Utility and design patents are a staple of intellectual property protections. It’s a legally issued right which grants the patent holder with exclusive rights to make, use, or sell an invention. Some new patented inventions are directed to unique formulas and solutions created for a particular product or method. However, not all inventions qualify for patent protection. There are a few things you can invent or create that can’t be patented. Here are a few examples:
Discoveries and Theories
In order to patent something, it has to have a “useful, concrete, and tangible result.” This means that something abstract, like thoughts and ideas, cannot be patented. After all, no one wants to get into a sticky situation of putting limits on the thoughts of others. This extends to new discoveries, even exciting, world-changing discoveries, and scientific theories. It even applies to mathematical methods. However, if a concrete invention comes out of those discoveries or theories, that may qualify for patent protection.
This may go hand-in-hand with “discoveries.” Let’s say in exploring you stumble upon a new breed of vegetable: that’s a significant discovery, but you didn’t have anything to do with the creation of that vegetable. It’s just nature, albeit a rare element of nature. However, if you were to take samples of that new discovery back to a lab and crossbreed it with a carrot, and that hybrid vegetable became the darling of every farmer’s market and vegan restaurant, that may qualify for patent protection. That’s your own creation, and you can and should protect it.
It should go without saying that you can’t patent something that’s already been patented (unless that patent has expired, in which case you may be able to buy it). However, you can make an improvement on an existing invention, and that improvement can patent your improvement. There are many valuable patents that were improvements on existing inventions.
Design Patent Protection
Sometimes an invention is directed to changing the look of a common item, such as toothbrushes, cups, brushes, bottles, or sweaters. These inventions can often be protected using design patents.
Trade Secret Protection
Sometimes your recipe, formula or business method cannot be protected with patents, copyrights, or trademarks. Working with an experienced intellectual property attorney you may be able to set mechanisms in place to protect your intellectual property using trade secret law.
Some intellectual property is best protected by contracts. Employee contracts are vital in protecting trade secrets and can also help protect your vendors and customer lists. Software development agreements can ensure that only you benefit from the investment you made in developing your software. Vendor contracts can prevent poaching of existing contracts. Proper contracts can play a large role in protecting your business methods and other intellectual property.

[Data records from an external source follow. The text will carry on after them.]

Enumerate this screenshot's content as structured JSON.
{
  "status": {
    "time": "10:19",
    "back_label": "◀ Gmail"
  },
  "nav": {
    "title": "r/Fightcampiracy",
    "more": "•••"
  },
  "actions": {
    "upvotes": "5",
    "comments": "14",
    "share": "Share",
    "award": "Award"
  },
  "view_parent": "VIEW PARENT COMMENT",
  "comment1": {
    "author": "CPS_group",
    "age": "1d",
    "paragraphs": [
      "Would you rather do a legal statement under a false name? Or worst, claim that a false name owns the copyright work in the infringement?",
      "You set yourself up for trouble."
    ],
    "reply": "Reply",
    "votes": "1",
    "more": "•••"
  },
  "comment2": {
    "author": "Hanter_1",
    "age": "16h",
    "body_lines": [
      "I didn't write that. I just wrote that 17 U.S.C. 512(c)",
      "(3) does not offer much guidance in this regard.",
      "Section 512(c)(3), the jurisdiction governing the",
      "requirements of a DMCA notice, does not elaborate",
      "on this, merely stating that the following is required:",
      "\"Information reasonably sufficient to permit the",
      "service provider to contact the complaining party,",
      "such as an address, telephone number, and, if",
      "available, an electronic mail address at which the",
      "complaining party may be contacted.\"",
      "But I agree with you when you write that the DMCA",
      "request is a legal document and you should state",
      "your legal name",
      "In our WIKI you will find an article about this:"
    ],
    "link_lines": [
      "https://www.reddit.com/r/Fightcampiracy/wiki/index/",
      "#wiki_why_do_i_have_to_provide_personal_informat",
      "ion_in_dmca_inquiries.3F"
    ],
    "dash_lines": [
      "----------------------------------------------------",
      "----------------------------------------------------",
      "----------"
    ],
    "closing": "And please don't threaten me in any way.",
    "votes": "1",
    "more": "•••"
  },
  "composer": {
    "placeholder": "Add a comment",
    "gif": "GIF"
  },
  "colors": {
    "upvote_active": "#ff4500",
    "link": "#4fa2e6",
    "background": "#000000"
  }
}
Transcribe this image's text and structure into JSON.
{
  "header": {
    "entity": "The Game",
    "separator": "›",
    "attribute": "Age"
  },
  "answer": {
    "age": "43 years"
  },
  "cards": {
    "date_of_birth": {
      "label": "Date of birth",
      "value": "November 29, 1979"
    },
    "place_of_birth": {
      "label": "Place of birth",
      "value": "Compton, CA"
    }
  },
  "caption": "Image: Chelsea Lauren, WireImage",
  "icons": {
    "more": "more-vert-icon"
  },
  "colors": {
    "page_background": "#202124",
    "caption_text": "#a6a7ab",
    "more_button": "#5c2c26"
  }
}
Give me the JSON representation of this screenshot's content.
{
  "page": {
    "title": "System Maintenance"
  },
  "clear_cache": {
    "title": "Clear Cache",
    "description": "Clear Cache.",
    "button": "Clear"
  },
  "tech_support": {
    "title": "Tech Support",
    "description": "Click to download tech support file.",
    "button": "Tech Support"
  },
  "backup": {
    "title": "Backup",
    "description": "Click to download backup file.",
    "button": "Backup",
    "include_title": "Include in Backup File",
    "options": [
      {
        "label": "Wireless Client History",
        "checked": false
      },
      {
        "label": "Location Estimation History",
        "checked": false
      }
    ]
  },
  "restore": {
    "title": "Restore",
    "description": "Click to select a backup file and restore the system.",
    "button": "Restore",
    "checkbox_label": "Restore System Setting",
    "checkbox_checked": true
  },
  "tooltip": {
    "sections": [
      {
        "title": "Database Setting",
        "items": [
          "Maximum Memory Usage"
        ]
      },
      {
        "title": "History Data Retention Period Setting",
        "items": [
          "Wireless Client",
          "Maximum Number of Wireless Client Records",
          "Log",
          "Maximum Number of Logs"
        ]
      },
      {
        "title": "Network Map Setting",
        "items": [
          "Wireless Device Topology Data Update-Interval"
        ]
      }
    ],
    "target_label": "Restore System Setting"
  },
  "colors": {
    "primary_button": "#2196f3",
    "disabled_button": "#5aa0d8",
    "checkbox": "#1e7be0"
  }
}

For any of your intellectual property needs or for help determining how to protect your business, please contact Garcia-Zamor today.